Packaging, clothes, and discarded fishing nets are some of the likely sources of record-high microplastics that fish have swallowed.

Researcher Isabella Clere told Morning Report that for an isolated island nation with a small population – the numbers are horrifying.

Ingesting microplastics was not only bad for the fish but also for the people who ate them, she said.

“Nanoplastics and plastic chemicals may transfer from the gastro-intestinal tract and stomach into the muscle tissue which is what we’re eating.”

Understanding how these microplastics get into the seas around New Zealand was complicated, she said.

“New Zealand like many other small island countries has a very complex oceanographic system so plastic can travel in oceanic currents and by winds all around the globe so it’s really hard to know where it’s coming from.”

It also was “very uncertain” whether these microplastics originated from land-based plastics such as clothing, or ocean-based plastics like fishing nets and hooks, Clere said.

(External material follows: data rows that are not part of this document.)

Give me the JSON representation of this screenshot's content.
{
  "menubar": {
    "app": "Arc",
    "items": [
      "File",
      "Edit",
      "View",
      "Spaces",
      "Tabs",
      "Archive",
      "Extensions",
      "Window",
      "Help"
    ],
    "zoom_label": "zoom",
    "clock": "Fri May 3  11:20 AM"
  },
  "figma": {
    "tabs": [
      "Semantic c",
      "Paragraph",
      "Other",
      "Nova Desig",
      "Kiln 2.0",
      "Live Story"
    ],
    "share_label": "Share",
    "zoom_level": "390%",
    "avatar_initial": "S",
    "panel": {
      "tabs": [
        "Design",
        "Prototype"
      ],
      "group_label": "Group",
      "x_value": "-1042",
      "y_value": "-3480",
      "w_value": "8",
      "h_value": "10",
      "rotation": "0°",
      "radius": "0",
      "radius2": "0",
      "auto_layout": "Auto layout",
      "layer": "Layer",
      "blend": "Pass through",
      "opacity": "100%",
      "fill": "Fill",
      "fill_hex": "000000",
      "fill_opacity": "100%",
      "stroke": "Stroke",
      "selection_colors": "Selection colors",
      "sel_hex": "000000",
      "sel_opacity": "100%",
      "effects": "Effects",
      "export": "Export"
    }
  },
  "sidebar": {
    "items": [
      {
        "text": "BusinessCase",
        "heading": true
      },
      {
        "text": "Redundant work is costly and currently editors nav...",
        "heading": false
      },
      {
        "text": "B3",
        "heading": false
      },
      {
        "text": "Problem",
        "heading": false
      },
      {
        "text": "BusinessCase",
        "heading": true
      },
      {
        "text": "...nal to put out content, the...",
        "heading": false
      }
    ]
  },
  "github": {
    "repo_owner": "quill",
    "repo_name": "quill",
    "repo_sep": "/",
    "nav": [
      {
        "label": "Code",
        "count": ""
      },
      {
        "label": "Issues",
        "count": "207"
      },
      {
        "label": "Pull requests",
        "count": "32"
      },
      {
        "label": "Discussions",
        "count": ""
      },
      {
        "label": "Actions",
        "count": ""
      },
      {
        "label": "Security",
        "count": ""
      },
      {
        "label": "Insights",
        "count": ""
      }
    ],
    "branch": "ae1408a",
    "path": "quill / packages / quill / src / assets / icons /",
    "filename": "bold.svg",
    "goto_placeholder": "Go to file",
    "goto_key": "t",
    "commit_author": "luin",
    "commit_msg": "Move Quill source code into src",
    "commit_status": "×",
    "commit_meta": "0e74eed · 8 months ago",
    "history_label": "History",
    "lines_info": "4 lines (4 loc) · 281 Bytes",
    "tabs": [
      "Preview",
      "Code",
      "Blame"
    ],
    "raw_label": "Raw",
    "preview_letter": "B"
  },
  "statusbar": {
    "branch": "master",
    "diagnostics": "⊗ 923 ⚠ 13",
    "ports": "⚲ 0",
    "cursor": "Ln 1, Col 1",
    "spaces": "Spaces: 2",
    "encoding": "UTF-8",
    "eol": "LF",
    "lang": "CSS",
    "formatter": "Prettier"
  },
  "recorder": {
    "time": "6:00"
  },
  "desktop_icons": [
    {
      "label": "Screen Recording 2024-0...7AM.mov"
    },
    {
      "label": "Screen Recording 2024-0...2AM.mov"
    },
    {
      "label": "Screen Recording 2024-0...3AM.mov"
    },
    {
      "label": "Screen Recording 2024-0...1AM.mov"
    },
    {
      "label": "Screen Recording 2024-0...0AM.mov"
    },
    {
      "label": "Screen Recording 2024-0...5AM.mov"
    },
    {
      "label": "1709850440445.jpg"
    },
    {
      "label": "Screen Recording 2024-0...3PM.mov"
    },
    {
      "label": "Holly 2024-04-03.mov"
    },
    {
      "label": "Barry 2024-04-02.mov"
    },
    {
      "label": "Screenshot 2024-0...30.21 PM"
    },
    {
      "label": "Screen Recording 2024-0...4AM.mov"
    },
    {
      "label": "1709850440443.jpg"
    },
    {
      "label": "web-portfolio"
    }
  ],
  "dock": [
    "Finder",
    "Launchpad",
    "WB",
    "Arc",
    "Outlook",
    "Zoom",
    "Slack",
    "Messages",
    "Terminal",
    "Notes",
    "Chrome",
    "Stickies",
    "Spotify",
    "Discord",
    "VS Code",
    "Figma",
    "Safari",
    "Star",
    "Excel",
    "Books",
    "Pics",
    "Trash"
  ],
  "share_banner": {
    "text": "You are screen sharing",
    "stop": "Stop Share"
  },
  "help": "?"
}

Fish that are eaten whole – like sardines and shellfish – carried a greater risk for ingesting plastic, she said.

The study found similar levels of microplastics in different fish species living around the upper surface of the ocean, Clere said this suggested microplastics were ubiquitous in this section of the ocean.

Farmed fish, especially those bred within plastic nets, could also be ingesting microplastics but this area of study had not received much attention due to industry regulation, she said.

While the study’s findings were concerning, Clere said people didn’t need to ditch the fish just yet.

“We need to be conscious of our plastic use and potential misuse and how that’s getting into the natural environment and potentially affecting ourselves but in terms of eating it that’s just a personal choice really.”